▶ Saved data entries
┌──

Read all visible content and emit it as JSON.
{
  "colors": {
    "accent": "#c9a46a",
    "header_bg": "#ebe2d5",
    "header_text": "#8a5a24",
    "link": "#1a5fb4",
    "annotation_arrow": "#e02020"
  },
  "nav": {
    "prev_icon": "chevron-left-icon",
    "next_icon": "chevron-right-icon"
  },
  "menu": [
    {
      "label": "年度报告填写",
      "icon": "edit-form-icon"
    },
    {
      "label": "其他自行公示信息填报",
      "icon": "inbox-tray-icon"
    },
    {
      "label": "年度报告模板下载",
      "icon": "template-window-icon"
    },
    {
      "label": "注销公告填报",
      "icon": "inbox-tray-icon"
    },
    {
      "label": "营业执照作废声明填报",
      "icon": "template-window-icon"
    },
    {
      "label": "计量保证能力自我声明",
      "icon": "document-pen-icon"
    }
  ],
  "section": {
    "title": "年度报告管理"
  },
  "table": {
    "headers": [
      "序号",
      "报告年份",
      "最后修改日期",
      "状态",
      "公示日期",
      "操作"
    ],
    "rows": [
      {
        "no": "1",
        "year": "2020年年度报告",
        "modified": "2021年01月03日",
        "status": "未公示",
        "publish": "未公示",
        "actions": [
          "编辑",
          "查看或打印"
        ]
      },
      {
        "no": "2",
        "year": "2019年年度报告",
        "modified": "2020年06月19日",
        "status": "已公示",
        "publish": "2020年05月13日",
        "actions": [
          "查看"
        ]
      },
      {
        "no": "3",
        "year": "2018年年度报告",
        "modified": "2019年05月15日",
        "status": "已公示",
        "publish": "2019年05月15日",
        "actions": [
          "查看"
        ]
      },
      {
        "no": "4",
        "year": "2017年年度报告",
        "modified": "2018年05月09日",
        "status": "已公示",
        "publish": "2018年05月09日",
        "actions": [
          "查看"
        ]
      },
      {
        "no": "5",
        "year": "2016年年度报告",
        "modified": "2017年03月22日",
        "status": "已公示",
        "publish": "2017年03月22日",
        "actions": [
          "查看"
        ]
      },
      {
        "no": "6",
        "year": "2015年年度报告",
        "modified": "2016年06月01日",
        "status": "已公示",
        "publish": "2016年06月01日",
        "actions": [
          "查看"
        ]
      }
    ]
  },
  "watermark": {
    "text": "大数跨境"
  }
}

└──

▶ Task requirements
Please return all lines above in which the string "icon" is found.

▶ Problem solution
    "prev_icon": "chevron-left-icon",
    "next_icon": "chevron-right-icon"
      "icon": "edit-form-icon"
      "icon": "inbox-tray-icon"
      "icon": "template-window-icon"
      "icon": "inbox-tray-icon"
      "icon": "template-window-icon"
      "icon": "document-pen-icon"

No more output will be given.